Eleven Case Studies of Failures in Geotechnical Engineering, Engineering Geology, and Geophysics: How They Could Have Been Avoided

New York, New York

When a failure occurs, geotechnical engineers, engineering geologists, and geophysicists assign its cause to an event that immediately precedes the failure, such as an earthquake, heavy rainfall, flood, or other natural event. Assigning the failure to the immediate event is misplaced; the metastasis occurred because marginally stable conditions were allowed to exist through substandard investigations by the technical personnel, improper design, and inadequate review by the permitting agency. The fundamental cause of the failure is human error and is manifested in one or more of six categories. (1) Before the investigation, during discussions with the client. (2) During the investigation, by collecting inadequate, incomplete, or incorrect data; altering the field or test data to make them more favorable. (3) After the investigation, when the inadequate data and invalid conclusions are incorporated in the final report. (4) During the review process, when the reviewers accept the substandard report. (5) After the agency approves the substandard report. (6) After the agency grants the permit that allows construction to begin and after the work begins. Eleven case studies of failures are described including landslides, dam failures, floods, and ground subsidence. Each case study identifies (1) the immediate event, (2) the fundamental cause, (3) how the inadequacies and deficiencies in one or more of the six categories contributed to the failure, and (4) how the failure could have been prevented.

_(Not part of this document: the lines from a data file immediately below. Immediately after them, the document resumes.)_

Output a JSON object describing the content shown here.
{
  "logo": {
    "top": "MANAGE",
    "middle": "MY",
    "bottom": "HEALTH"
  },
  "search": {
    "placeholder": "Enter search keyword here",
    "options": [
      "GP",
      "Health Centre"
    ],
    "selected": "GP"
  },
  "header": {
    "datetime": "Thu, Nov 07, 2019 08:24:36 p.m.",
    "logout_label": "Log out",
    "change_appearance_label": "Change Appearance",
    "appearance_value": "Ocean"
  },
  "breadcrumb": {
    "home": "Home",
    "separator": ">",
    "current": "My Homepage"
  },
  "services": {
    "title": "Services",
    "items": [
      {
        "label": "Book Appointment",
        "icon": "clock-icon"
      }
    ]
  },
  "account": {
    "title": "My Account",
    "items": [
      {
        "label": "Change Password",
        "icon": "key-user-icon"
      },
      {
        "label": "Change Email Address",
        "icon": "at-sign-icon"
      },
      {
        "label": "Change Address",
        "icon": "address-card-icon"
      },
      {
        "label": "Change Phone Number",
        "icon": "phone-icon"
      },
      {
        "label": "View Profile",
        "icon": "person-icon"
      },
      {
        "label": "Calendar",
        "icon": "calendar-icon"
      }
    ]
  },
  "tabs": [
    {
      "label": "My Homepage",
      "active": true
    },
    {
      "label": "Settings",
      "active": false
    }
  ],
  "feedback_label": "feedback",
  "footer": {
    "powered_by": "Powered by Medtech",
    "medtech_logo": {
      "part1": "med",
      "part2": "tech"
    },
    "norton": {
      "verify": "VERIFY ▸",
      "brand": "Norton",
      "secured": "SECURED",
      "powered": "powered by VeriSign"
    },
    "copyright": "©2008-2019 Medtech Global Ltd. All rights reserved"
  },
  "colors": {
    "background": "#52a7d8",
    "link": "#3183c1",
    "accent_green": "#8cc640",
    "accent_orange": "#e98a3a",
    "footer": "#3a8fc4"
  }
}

Each of these failures resulted in civil or criminal court action. Depending on the facts in each case, penalties were imposed on the engineer, geologist, or geophysicist.